Army moves is a sideways scrolling shoot ‘em up that is quite literally a game of two halves. During the first four levels you drive a Jeep or pilot a fighter jet against some imaginary Nazi-alike enemy who possesses an impressive fleet of helicopters and Jeeps. You must destroy said helicopters and Jeeps while making your way to the end of the level without running out of fuel. You do however have a seemingly endless array of missiles available to you: surface to surface, surface to air, air to surface or air to air.

The game is repetitive, difficult and inconsistent. Whoever wrote the collision detection routines was quite clearly drunk or had instructions to “relax the rules a little” as this game would be impossible without the occasional harmless brush with an enemy helicopter.

The second set of levels, for which you need the access number I had to extract from the disassembled source code, places you on foot traversing some South American swamp. Your main enemies are birds (whom you can shoot to change the level at which they are flying), grenades lobbed casually from the jungle, and the swamp itself into which you can fall as you jump between patches of dry land. From the jungle you make your way through a large number of enemy soldiers to the head quarters of the evil mastermind behind the whole affair. A few screens later, via the odd ladder, door and soldier, you reach a large safe and your mission is complete. Yes: that’s it. No end of game baddie, no fan-fare, nothing. Just a screen congratulating you on your achievement and promising that there’s more fun to be had in Navy Moves (trust me there isn’t).
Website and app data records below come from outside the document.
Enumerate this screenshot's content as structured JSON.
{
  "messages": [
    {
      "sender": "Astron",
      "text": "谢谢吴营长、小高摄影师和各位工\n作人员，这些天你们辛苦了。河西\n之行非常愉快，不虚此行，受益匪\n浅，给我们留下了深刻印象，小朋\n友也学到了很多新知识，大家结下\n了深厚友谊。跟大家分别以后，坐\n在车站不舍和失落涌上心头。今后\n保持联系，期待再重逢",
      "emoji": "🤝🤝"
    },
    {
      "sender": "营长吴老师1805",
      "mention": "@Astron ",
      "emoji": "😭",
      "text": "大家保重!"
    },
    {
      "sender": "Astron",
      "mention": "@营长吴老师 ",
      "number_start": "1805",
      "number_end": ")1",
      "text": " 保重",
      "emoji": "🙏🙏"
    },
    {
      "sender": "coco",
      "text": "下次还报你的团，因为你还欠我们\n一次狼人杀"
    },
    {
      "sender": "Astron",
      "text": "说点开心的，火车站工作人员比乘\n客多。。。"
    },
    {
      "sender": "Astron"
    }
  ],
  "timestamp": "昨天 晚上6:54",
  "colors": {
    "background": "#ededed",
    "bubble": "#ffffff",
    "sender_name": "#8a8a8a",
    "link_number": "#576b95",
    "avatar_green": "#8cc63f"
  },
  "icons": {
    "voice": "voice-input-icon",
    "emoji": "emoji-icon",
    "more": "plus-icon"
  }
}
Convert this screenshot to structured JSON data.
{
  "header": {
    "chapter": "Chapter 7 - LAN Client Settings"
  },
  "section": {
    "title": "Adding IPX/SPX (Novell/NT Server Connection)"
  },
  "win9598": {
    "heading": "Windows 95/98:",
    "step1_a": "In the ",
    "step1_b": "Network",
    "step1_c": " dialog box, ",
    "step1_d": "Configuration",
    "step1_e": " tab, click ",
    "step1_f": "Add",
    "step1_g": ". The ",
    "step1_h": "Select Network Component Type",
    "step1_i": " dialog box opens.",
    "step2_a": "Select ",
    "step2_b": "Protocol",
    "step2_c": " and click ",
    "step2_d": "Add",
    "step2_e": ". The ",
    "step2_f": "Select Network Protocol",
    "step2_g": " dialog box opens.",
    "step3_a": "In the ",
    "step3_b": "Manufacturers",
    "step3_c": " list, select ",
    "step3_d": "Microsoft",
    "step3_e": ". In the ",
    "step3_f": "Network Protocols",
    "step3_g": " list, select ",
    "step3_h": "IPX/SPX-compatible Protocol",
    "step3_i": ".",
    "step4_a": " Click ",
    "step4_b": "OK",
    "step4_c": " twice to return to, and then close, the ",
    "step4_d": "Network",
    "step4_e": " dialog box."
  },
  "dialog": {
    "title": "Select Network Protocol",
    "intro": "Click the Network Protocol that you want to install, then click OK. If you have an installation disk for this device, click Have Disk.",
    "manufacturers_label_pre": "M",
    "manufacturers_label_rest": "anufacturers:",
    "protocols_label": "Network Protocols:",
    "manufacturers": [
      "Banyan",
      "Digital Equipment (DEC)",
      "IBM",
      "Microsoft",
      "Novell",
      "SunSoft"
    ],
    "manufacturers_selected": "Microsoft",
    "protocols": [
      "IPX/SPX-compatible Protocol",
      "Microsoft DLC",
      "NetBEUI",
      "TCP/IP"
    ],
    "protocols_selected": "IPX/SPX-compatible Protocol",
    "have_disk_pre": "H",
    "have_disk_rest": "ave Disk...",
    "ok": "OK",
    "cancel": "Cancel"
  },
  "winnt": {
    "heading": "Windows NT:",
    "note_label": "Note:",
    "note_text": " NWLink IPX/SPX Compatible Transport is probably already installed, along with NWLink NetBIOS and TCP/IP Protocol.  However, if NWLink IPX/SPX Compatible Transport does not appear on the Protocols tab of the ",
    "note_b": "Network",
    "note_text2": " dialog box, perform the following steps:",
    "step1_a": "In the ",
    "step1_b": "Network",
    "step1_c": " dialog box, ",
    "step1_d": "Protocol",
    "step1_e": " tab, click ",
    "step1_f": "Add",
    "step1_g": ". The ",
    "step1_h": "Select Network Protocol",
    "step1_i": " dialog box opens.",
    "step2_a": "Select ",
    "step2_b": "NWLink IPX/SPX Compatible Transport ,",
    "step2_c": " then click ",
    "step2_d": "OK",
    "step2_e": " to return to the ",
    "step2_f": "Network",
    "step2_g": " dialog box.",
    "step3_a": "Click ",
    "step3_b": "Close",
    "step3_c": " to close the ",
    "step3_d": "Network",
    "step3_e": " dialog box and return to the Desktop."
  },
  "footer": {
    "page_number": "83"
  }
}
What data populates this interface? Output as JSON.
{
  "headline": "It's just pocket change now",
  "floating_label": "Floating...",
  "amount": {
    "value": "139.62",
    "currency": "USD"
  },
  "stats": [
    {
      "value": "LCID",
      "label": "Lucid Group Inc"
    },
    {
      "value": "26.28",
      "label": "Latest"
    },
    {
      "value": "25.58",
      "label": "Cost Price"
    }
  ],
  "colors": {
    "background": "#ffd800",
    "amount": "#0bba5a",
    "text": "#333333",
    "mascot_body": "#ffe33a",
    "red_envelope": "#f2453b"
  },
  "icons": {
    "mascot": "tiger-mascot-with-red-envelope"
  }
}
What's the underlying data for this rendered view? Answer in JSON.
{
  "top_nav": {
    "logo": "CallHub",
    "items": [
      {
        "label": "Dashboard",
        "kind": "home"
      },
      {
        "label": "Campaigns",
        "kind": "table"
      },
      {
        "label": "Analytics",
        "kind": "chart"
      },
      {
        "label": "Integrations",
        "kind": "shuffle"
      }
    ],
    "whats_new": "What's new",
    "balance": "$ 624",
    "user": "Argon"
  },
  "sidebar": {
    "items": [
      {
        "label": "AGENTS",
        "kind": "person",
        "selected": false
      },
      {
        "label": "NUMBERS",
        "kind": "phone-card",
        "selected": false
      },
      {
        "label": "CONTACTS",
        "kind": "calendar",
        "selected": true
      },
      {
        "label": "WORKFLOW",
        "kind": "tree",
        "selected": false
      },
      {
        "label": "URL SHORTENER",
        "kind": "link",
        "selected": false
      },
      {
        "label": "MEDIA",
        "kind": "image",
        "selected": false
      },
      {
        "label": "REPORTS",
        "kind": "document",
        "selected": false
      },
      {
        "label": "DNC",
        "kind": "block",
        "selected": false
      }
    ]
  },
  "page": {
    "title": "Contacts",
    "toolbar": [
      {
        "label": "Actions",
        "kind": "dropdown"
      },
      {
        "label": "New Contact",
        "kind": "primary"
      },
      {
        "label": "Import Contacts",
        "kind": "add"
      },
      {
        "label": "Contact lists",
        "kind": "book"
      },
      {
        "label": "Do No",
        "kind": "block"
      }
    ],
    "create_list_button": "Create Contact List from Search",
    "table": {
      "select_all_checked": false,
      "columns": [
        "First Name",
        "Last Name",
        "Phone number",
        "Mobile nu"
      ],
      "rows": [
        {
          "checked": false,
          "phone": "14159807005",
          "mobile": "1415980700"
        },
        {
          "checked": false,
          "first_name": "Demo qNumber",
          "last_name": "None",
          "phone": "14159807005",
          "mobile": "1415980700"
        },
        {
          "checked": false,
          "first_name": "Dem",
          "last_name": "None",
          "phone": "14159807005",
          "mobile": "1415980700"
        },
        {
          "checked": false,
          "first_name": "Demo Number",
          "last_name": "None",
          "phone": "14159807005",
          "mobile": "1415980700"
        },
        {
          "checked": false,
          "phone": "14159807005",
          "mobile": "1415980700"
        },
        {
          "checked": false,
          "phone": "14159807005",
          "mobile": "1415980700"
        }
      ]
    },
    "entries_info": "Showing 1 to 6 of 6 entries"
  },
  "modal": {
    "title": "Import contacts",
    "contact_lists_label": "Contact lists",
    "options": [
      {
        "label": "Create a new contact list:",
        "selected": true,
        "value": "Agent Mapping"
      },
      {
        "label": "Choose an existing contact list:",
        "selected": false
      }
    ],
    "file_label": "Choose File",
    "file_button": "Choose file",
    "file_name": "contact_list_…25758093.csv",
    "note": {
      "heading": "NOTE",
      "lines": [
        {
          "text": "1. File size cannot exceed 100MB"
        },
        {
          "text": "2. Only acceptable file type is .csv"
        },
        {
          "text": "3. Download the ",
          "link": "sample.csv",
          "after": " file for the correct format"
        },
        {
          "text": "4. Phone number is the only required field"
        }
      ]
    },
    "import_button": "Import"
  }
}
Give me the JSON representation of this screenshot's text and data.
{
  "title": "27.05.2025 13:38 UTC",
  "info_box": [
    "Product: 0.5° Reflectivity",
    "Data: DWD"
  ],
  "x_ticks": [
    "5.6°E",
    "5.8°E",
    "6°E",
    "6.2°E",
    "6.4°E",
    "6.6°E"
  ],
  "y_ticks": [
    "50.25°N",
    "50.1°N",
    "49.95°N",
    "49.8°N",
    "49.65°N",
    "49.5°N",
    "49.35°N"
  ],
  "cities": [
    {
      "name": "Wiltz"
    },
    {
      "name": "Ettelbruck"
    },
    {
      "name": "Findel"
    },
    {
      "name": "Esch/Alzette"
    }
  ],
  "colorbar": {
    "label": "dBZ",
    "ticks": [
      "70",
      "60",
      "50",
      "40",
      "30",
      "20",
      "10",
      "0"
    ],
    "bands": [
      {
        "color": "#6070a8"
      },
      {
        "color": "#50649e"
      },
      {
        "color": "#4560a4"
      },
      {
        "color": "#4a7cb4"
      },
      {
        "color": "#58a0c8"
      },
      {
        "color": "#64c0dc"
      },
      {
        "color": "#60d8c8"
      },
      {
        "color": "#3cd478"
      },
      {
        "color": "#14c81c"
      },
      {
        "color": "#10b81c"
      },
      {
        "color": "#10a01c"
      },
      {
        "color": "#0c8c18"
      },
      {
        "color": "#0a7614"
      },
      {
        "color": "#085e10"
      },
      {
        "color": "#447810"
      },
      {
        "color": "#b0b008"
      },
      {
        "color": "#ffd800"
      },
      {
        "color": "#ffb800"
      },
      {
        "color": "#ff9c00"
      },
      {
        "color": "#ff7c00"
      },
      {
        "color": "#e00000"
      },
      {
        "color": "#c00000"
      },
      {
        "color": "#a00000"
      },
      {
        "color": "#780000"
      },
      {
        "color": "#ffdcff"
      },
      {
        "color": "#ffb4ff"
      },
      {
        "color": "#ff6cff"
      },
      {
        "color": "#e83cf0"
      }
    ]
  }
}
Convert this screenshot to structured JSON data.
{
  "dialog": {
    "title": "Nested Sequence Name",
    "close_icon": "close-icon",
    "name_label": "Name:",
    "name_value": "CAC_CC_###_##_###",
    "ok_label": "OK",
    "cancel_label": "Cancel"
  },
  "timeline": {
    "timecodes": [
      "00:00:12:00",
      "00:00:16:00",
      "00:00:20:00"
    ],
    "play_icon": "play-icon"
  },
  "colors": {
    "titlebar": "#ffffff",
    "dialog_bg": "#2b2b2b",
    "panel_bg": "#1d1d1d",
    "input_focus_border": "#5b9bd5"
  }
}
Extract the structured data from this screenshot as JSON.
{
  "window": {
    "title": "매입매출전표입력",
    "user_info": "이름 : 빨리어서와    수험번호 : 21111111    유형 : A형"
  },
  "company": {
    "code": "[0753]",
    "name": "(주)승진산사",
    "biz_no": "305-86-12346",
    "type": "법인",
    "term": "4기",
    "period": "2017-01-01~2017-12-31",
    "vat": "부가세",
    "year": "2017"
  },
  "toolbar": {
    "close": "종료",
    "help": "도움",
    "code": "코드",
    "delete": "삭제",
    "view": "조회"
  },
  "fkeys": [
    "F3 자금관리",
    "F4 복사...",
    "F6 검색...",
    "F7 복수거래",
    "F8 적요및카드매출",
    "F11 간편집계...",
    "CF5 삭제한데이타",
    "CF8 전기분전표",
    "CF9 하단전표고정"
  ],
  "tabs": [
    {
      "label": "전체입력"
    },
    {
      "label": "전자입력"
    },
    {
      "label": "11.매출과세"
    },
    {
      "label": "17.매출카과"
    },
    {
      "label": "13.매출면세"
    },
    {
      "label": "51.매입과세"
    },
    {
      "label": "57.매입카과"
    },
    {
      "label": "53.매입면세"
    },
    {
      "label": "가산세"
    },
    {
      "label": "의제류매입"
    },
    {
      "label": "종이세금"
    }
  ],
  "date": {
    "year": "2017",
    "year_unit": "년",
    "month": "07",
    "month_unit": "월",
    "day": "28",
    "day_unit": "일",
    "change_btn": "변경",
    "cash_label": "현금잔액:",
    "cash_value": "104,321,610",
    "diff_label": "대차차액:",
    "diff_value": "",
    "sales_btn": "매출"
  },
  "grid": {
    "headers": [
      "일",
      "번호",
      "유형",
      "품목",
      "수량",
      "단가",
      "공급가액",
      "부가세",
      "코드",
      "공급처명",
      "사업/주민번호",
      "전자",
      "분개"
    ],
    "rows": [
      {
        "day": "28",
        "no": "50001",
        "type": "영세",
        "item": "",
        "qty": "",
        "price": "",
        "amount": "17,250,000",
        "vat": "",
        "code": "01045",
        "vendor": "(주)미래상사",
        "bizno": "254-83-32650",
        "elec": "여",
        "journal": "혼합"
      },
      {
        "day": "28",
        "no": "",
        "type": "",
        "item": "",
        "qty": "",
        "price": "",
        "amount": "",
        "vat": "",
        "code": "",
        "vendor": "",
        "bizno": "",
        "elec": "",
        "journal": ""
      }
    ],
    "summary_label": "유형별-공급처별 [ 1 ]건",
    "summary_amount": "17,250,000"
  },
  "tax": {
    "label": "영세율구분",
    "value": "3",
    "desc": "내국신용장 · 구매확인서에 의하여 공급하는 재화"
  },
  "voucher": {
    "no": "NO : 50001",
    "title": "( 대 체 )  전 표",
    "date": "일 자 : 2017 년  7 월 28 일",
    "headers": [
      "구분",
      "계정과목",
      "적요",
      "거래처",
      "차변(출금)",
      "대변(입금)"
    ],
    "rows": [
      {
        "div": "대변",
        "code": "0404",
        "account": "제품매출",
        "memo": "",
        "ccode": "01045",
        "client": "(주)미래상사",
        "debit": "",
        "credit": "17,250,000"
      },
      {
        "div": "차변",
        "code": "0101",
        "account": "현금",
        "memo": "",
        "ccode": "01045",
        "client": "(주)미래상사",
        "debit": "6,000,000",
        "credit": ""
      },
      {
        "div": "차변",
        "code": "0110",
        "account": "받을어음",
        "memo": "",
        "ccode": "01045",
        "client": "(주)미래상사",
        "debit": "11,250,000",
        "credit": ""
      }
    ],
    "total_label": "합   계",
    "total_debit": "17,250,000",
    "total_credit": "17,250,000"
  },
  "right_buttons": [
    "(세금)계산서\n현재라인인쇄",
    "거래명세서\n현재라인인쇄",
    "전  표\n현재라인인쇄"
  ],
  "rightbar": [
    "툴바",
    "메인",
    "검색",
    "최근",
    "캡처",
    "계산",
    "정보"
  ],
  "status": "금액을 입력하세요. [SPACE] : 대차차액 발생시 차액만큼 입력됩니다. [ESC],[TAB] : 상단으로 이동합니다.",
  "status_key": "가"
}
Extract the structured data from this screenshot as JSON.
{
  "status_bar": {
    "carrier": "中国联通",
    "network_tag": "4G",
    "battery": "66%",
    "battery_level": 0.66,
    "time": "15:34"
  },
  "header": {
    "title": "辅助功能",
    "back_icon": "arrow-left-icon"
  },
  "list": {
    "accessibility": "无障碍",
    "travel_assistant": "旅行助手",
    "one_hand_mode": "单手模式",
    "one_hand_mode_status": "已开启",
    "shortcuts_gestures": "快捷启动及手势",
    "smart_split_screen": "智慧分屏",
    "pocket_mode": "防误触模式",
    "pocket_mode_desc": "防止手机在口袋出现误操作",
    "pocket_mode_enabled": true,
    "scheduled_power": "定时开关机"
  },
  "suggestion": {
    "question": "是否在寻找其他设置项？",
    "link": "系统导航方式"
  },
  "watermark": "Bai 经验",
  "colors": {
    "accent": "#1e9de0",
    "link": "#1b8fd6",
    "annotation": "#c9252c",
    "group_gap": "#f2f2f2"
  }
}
The collision detection in the second half of the game is just as bad as in the first half, and the limited colours sometimes make it difficult to see what’s going on. Quite why I persevered to the end of the game I’m not sure.

This was yet another cheap port of the Spectrum version of the game to the MSX. No use of the enhanced colours, limited use of the far superior sound and no effort to make the game in any way slightly unique for the platform. It has the feeling that the game was knocked out in a hurry, on a limited budget and with no real passion; which is probably was. Definitely one to avoid and absolutely no retro appeal.